Because Kowalski’s meat and seafood director Troy Schmeling’s goal is to ensure that their products are both humanely-produced and of top quality for the consumer, earning certification from Humane Farm Animal Care (HFAC) seemed like a natural step to take. Schmeling has worked to make Kowalski’s the first multi-store retailer in the country to offer certified-humane meat.
“Today more than ever, it’s critical to pay attention to where our food comes from and how it’s raised,” says Schmeling.
Schmeling says that while Kowalski’s has always been concerned with humane treatment of farm animals, becoming certified is new. “Kowalski’s has always gone out of their way to work with producers that are humane,” says Schmeling. There is a cost associated with being part of the certification program, so some producers follow the same standards but don’t seek out the certification, says Schmeling.
Kowalski’s signature lines of beef, lamb and chicken are all certified-humane. The store carries other lines as well. Schmeling says that even though the other lines don’t have humane-certification, they still run their farms with the ethic of minimizing suffering for the animals as much as possible.
“We’ve been out to all their farms, all their ranches. We see how they do things, and we feel good about the practices they follow,” says Schmeling.
What does “humane” mean? The answer varies between individuals. While some people don’t consume any meat, and others don’t consume any animal products whatsoever, HFAC works to provide a baseline of standards for those who choose to eat meat but are concerned with how the animals are treated.
Kowalski’s path to obtaining certification took the route of working with a supplier that was already certified-humane by HFAC—Creekstone Farms. Creekstone incorporates the principles developed by Temple Grandin, a professor of animal science at Colorado State University, a designer of livestock-handling facilities and a renowned expert in the field of livestock handling.
“Beyond it being just the right thing to do, there’s a meat quality difference. Animals that are stressed will have lactic acid build up in their muscles, and that comes out in the quality of the meat—the flavor and the tenderness. So the benefits are two-fold—peace of mind that animals that are being raised for human consumption are treated humanely, and there’s the performance aspect of the meat, how it tastes. The difference is noticeable,” he says.

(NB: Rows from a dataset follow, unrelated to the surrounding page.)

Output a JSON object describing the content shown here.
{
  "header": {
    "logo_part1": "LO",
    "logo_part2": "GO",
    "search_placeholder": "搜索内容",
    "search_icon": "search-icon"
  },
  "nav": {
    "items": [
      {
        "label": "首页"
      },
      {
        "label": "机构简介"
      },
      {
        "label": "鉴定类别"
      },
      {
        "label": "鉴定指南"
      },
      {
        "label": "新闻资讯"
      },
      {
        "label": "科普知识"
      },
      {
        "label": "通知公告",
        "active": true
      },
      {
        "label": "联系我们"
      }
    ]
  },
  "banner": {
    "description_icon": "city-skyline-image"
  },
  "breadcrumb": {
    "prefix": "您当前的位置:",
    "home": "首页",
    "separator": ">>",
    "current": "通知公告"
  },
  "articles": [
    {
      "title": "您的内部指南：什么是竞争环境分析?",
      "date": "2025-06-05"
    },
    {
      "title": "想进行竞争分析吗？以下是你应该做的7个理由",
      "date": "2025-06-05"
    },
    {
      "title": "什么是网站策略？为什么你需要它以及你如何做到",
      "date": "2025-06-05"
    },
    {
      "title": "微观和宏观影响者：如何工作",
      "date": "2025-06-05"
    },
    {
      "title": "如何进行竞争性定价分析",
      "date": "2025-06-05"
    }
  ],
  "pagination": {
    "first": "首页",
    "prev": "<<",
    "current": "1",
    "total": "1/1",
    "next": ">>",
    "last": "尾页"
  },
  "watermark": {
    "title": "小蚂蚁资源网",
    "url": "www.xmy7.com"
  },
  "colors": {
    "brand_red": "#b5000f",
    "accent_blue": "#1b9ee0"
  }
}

Humane Farm Animal Care
HFAC was formed in 2003 by Adele Douglass, who at that time worked as a lobbyist, says Alaina Furman, HFAC’s certification program manager.
Douglass had never spent any time on farms, but she had connections with some animal welfare groups, says Furman.

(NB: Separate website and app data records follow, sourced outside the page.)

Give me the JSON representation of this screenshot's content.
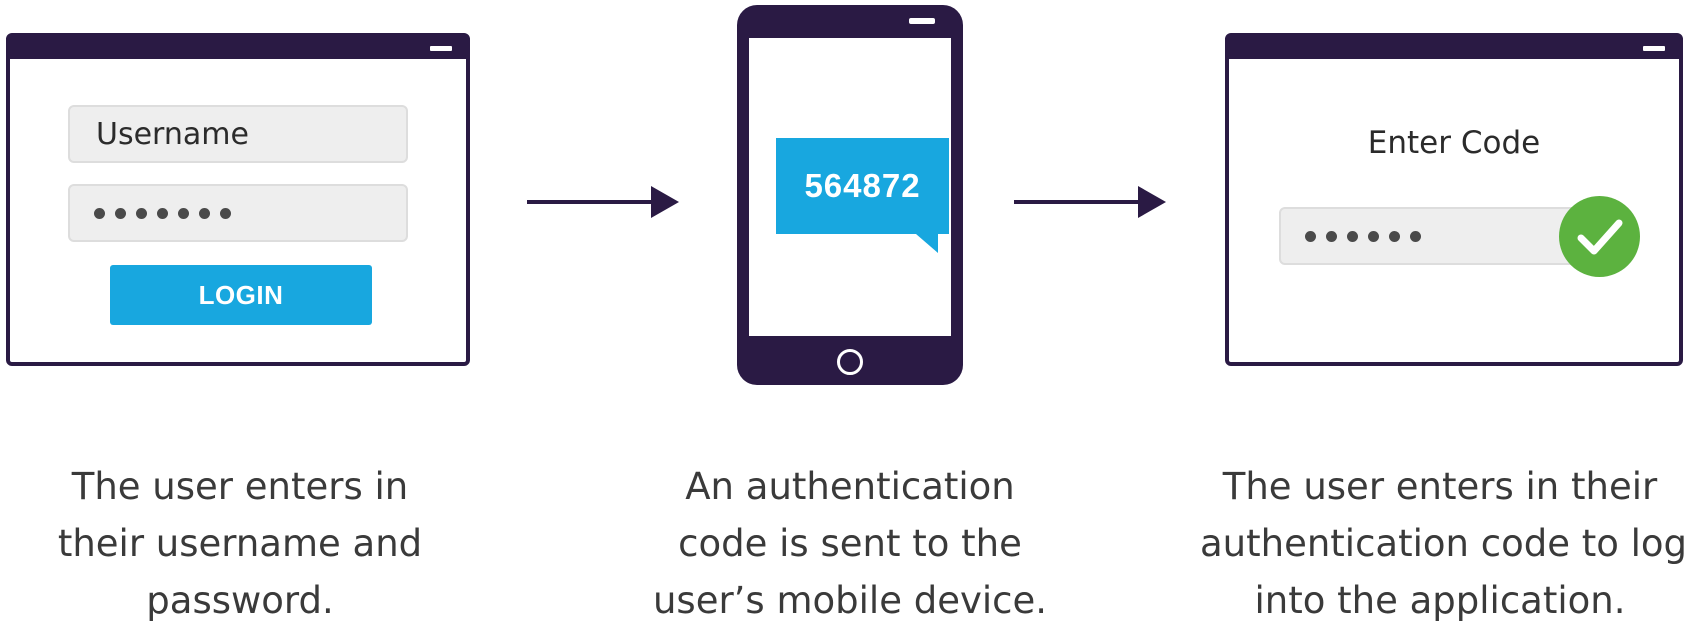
{
  "login_window": {
    "username_placeholder": "Username",
    "password_dot_count": 7,
    "login_label": "LOGIN"
  },
  "phone": {
    "sms_code": "564872"
  },
  "verify_window": {
    "enter_code_label": "Enter Code",
    "code_dot_count": 6,
    "status": "verified"
  },
  "captions": [
    [
      "The user enters in",
      "their username and",
      "password."
    ],
    [
      "An authentication",
      "code is sent to the",
      "user’s mobile device."
    ],
    [
      "The user enters in their",
      "authentication code to log",
      "into the application."
    ]
  ],
  "colors": {
    "frame": "#2a1a44",
    "accent": "#18a7df",
    "success": "#5cb23f",
    "field_bg": "#eeeeee"
  },
  "icons": {
    "arrows": "arrow-right-icon",
    "check": "checkmark-icon",
    "minimize": "minimize-icon"
  }
}
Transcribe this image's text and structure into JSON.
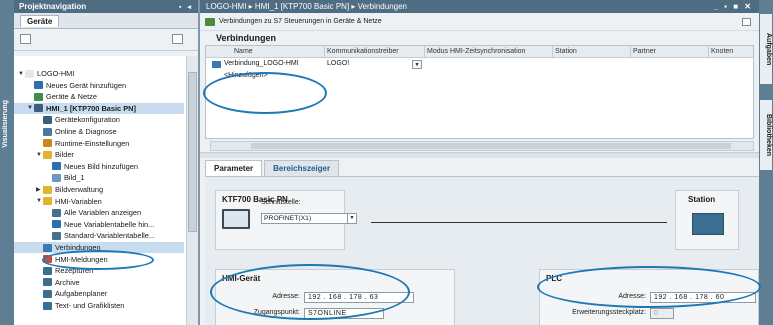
{
  "left_strip_label": "Visualisierung",
  "left_panel": {
    "title": "Projektnavigation",
    "tab": "Geräte",
    "tree": [
      {
        "label": "LOGO-HMI",
        "indent": 0,
        "expander": "▼",
        "color": "#e7e7e7"
      },
      {
        "label": "Neues Gerät hinzufügen",
        "indent": 1,
        "expander": "",
        "color": "#2c6fb1"
      },
      {
        "label": "Geräte & Netze",
        "indent": 1,
        "expander": "",
        "color": "#3f8f4b"
      },
      {
        "label": "HMI_1 [KTP700 Basic PN]",
        "indent": 1,
        "expander": "▼",
        "color": "#3a5f7d",
        "bold": true,
        "selected": true
      },
      {
        "label": "Gerätekonfiguration",
        "indent": 2,
        "expander": "",
        "color": "#3a5f7d"
      },
      {
        "label": "Online & Diagnose",
        "indent": 2,
        "expander": "",
        "color": "#4a78a0"
      },
      {
        "label": "Runtime-Einstellungen",
        "indent": 2,
        "expander": "",
        "color": "#c78a1c"
      },
      {
        "label": "Bilder",
        "indent": 2,
        "expander": "▼",
        "color": "#e0b42c"
      },
      {
        "label": "Neues Bild hinzufügen",
        "indent": 3,
        "expander": "",
        "color": "#2c6fb1"
      },
      {
        "label": "Bild_1",
        "indent": 3,
        "expander": "",
        "color": "#6a9ac4"
      },
      {
        "label": "Bildverwaltung",
        "indent": 2,
        "expander": "▶",
        "color": "#e0b42c"
      },
      {
        "label": "HMI-Variablen",
        "indent": 2,
        "expander": "▼",
        "color": "#e0b42c"
      },
      {
        "label": "Alle Variablen anzeigen",
        "indent": 3,
        "expander": "",
        "color": "#4a6f8c"
      },
      {
        "label": "Neue Variablentabelle hin...",
        "indent": 3,
        "expander": "",
        "color": "#2c6fb1"
      },
      {
        "label": "Standard-Variablentabelle...",
        "indent": 3,
        "expander": "",
        "color": "#4a6f8c"
      },
      {
        "label": "Verbindungen",
        "indent": 2,
        "expander": "",
        "color": "#3a7ab0",
        "selected": true
      },
      {
        "label": "HMI-Meldungen",
        "indent": 2,
        "expander": "",
        "color": "#d24a3a"
      },
      {
        "label": "Rezepturen",
        "indent": 2,
        "expander": "",
        "color": "#3a6f92"
      },
      {
        "label": "Archive",
        "indent": 2,
        "expander": "",
        "color": "#3a6f92"
      },
      {
        "label": "Aufgabenplaner",
        "indent": 2,
        "expander": "",
        "color": "#3a6f92"
      },
      {
        "label": "Text- und Grafiklisten",
        "indent": 2,
        "expander": "",
        "color": "#3a6f92"
      }
    ]
  },
  "main": {
    "breadcrumb": "LOGO-HMI  ▸  HMI_1 [KTP700 Basic PN]  ▸  Verbindungen",
    "window_buttons": "_ ▪ ■ ✕",
    "toolbar_text": "Verbindungen zu S7 Steuerungen in Geräte & Netze",
    "section_title": "Verbindungen",
    "columns": [
      "Name",
      "Kommunikationstreiber",
      "Modus HMI-Zeitsynchronisation",
      "Station",
      "Partner",
      "Knoten"
    ],
    "rows": [
      {
        "name": "Verbindung_LOGO-HMI",
        "driver": "LOGO!"
      },
      {
        "name": "<Hinzufügen>",
        "driver": ""
      }
    ],
    "tabs": [
      {
        "label": "Parameter",
        "active": true
      },
      {
        "label": "Bereichszeiger",
        "active": false
      }
    ],
    "device": {
      "title": "KTF700 Basic PN",
      "interface_label": "Schnittstelle:",
      "interface_value": "PROFINET(X1)"
    },
    "station": {
      "title": "Station"
    },
    "hmi_device": {
      "title": "HMI-Gerät",
      "address_label": "Adresse:",
      "address": [
        "192",
        "168",
        "178",
        "63"
      ],
      "access_label": "Zugangspunkt:",
      "access_value": "S7ONLINE"
    },
    "plc": {
      "title": "PLC",
      "address_label": "Adresse:",
      "address": [
        "192",
        "168",
        "178",
        "60"
      ],
      "slot_label": "Erweiterungssteckplatz:",
      "slot_value": "0"
    }
  },
  "right_strip": {
    "tabs": [
      "Aufgaben",
      "Bibliotheken"
    ]
  }
}
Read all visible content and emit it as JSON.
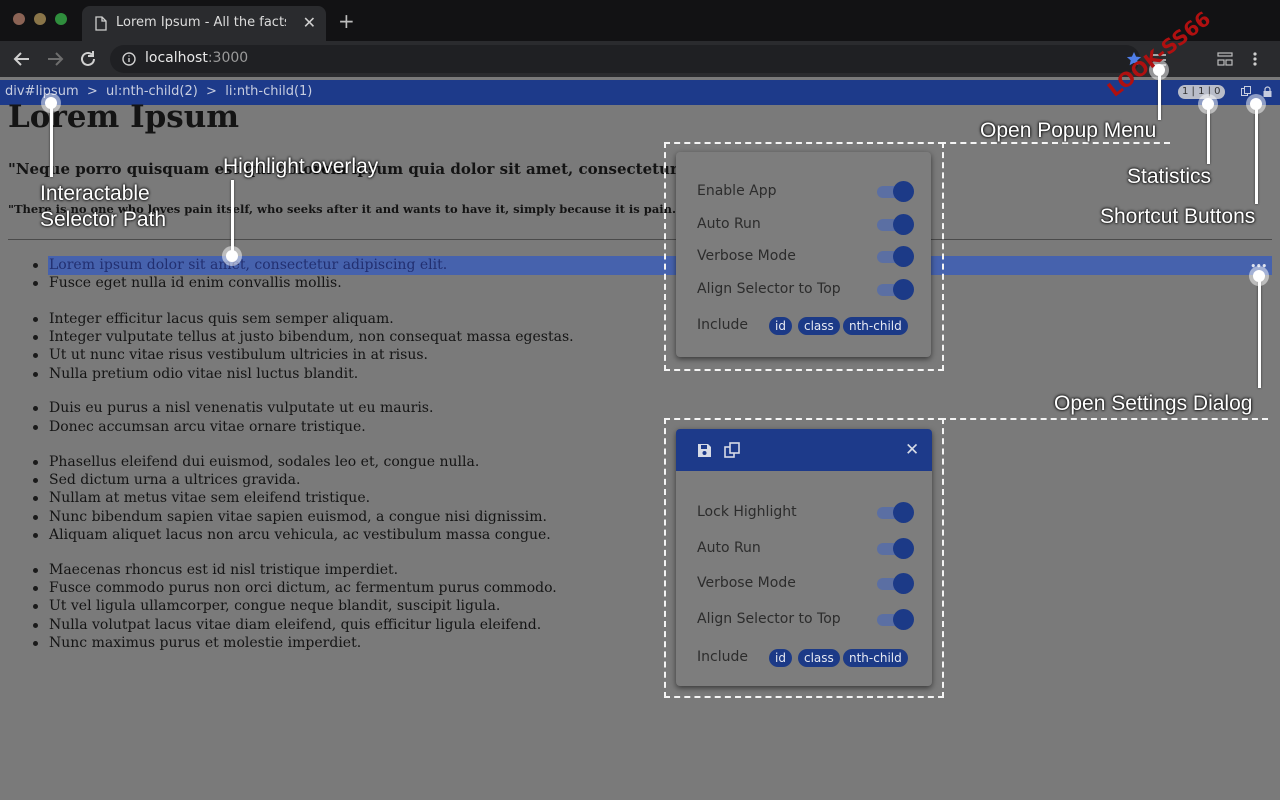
{
  "browser": {
    "tab_title": "Lorem Ipsum - All the facts - L",
    "tab_close": "✕",
    "new_tab": "+",
    "url_host": "localhost",
    "url_port": ":3000",
    "colors": {
      "close": "#9a3b2f",
      "minimize": "#8d6a2a",
      "maximize": "#1f7a2e"
    }
  },
  "extension_bar": {
    "selector_path": "div#lipsum  >  ul:nth-child(2)  >  li:nth-child(1)",
    "stats": "1 | 1 | 0"
  },
  "page": {
    "title": "Lorem Ipsum",
    "quote_1": "\"Neque porro quisquam est qui dolorem ipsum quia dolor sit amet, consectetur, adipisci velit...\"",
    "quote_2": "\"There is no one who loves pain itself, who seeks after it and wants to have it, simply because it is pain...\"",
    "list_items": [
      "Lorem ipsum dolor sit amet, consectetur adipiscing elit.",
      "Fusce eget nulla id enim convallis mollis.",
      "Integer efficitur lacus quis sem semper aliquam.",
      "Integer vulputate tellus at justo bibendum, non consequat massa egestas.",
      "Ut ut nunc vitae risus vestibulum ultricies in at risus.",
      "Nulla pretium odio vitae nisl luctus blandit.",
      "Duis eu purus a nisl venenatis vulputate ut eu mauris.",
      "Donec accumsan arcu vitae ornare tristique.",
      "Phasellus eleifend dui euismod, sodales leo et, congue nulla.",
      "Sed dictum urna a ultrices gravida.",
      "Nullam at metus vitae sem eleifend tristique.",
      "Nunc bibendum sapien vitae sapien euismod, a congue nisi dignissim.",
      "Aliquam aliquet lacus non arcu vehicula, ac vestibulum massa congue.",
      "Maecenas rhoncus est id nisl tristique imperdiet.",
      "Fusce commodo purus non orci dictum, ac fermentum purus commodo.",
      "Ut vel ligula ullamcorper, congue neque blandit, suscipit ligula.",
      "Nulla volutpat lacus vitae diam eleifend, quis efficitur ligula eleifend.",
      "Nunc maximus purus et molestie imperdiet."
    ],
    "more_dots": "•••"
  },
  "popup_menu": {
    "rows": [
      "Enable App",
      "Auto Run",
      "Verbose Mode",
      "Align Selector to Top"
    ],
    "include_label": "Include",
    "include_tags": [
      "id",
      "class",
      "nth-child"
    ]
  },
  "settings_dialog": {
    "close": "✕",
    "rows": [
      "Lock Highlight",
      "Auto Run",
      "Verbose Mode",
      "Align Selector to Top"
    ],
    "include_label": "Include",
    "include_tags": [
      "id",
      "class",
      "nth-child"
    ]
  },
  "callouts": {
    "selector_path_1": "Interactable",
    "selector_path_2": "Selector Path",
    "highlight": "Highlight overlay",
    "popup_menu": "Open Popup Menu",
    "statistics": "Statistics",
    "shortcuts": "Shortcut Buttons",
    "settings": "Open Settings Dialog"
  },
  "stamp_text": "LOOK-SS66",
  "accent_color": "#1d3a8a"
}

“Conditions on farms can be much worse than most people believe. We all know about companion animals having terrible times in shelters, but most people don’t know about how farm animals can suffer,” says Furman.
“Adele went to visit some farms and to her surprise, she saw that farm animals had terrible conditions. She went to several different kinds of farms and realized that the problem of how the animals were treated was widespread. She knew she had to do something about it, so she cashed out her 401K and worked alongside her daughter to put together a nonprofit to help farm animals,” says Furman.
There are standards for every stage of the meat production process that must be met for a farm to receive certification from HFAC, says Furman. “If animals get sick, they must be treated. When we do audits, we look at the veterinary records very carefully. There are standards for what the animals are fed. Anesthesia has to be provided for any painful procedures the animals have to undergo. We look at how much space farm animals have in pens, procedures to minimize stress when cattle get on the trucks to the slaughter facility, standards for while the animals are on the truck like access to water and procedures for when the cattle are loaded off the truck and into the slaughter facility,” says Furman.
HFAC inspects farms once a year. Furman says that while some consumers are concerned that after the inspections are completed and the inspectors leave, all the standards will be ignored, she believes that it’s not possible for a producer to have everything up to standards for the day of inspection if they’re not regularly following them.
“We make sure we have traceability—that what’s in the end-product package came out of that farm that has the humane-certification, says Furman.
Furman says that because certification adds additional costs for producers and retailers, consumer demand is what drives companies to get certified.
“It’s commerce-driven. If consumers aren’t asking for products [that offer a higher standard of] animal welfare, farmers aren’t going to do it. A few will, but most won’t. Kowalski’s really wanted to stand for higher animal welfare products,” she says.
From the retail side, Schmeling says traceability is the focus for the certification. “As soon as the meat is received in the store, it needs to be inventoried. We have to be able to show, once that meat is wrapped, how it got there. When we receive it, we have documentation for every pound and box. We have to be able to prove that the product is what we’re labeling it as,” he says.
Kowalski’s offers consumers options for humane-certified beef, chicken and lamb. “Our goal is to have all our [animal] protein certified-humane within the next five years.
“We think our partnership with Creekstone and a couple of other producers and HFCA is a pretty good first step,” he says.
To learn more: certifiedhumane.org